Dear Haijin, visitors and travelers,
Welcome at a new episode of our Haiku Kai this month we are into the classical kigo for spring and today we have a nice classical kigo, but first this.
As you all maybe remember ... several days ago I asked you to submit haiku or tanka for our new exclusive CDHK E-book "furu ike ya" (old pond) themed frogs using that famous haiku by Basho "frogpond" for your inspiration. I am happy to see how many haiku and tanka I have been send by a lot of you. I even got haiku from participants from the past and from new participants ... so I am really glad that this new CDHK E-book is showing progress. If you love to have your "frog-haiku" or "frog-tanka" published in this new and exclusive CDHK E-book than you can still submit your haiku or tanka until April 23rd at 10 PM (CET). Please send your haiku or tanka to our e-mail-address firstname.lastname@example.org write "frog-haiku" in the subject line.

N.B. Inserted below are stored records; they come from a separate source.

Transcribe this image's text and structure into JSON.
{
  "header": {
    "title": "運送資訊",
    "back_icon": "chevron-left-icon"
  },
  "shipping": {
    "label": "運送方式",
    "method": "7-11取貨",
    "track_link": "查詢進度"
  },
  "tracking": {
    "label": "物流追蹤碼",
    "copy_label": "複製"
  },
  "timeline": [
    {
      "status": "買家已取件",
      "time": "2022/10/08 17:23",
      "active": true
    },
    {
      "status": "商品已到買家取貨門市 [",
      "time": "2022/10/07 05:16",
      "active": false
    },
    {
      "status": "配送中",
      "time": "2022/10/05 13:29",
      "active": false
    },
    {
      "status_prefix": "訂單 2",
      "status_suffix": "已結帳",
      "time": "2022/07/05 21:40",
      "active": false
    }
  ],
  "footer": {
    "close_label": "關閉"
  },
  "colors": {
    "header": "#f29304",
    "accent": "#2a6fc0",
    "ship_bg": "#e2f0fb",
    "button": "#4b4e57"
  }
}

I am looking forward to all of your beautiful submissions. Maybe you know someone around you who is new at haiku or tanka and maybe they want to participate too ... feel free to ask others to participate in this exclusive CDHK E-book.
|Cover "furu ike ya" (Old Pond) (image ©)|
Sake ... let me tell you a little bit more about sake:
The earliest reference to the use of alcohol in Japan is recorded in the Book of Wei in the Records of the Three Kingdoms. This 3rd-century Chinese text speaks of the Japanese drinking and dancing. Alcoholic beverages are mentioned several times in the Kojiki, Japan's first written history, which was compiled in 712. The probable origin of true sake (which is made from rice, water, and kōji mold (Aspergillus oryzae)is placed in the Nara period (710–794). In the Heian period, sake was used for religious ceremonies, court festivals, and drinking games. Sake production was a government monopoly for a long time, but in the 10th century, temples and shrines began to brew sake, and they became the main centers of production for the next 500 years. The Tamon-in Diary, written by abbots of Tamon-in (temple) from 1478 to 1618, records many details of brewing in the temple. The diary shows that pasteurization and the process of adding ingredients to the main fermentation mash in three stages were established practices by that time..
|Sake (traditional brew)|
|Traditional Sake set|
drinking sake with my haiku friends
under cherry blossoms
is this a classical haiku? I think so ... look for yourself, even the first and third line can be interchanged. And that spiritual meaning? Well I think that's very clear in this one.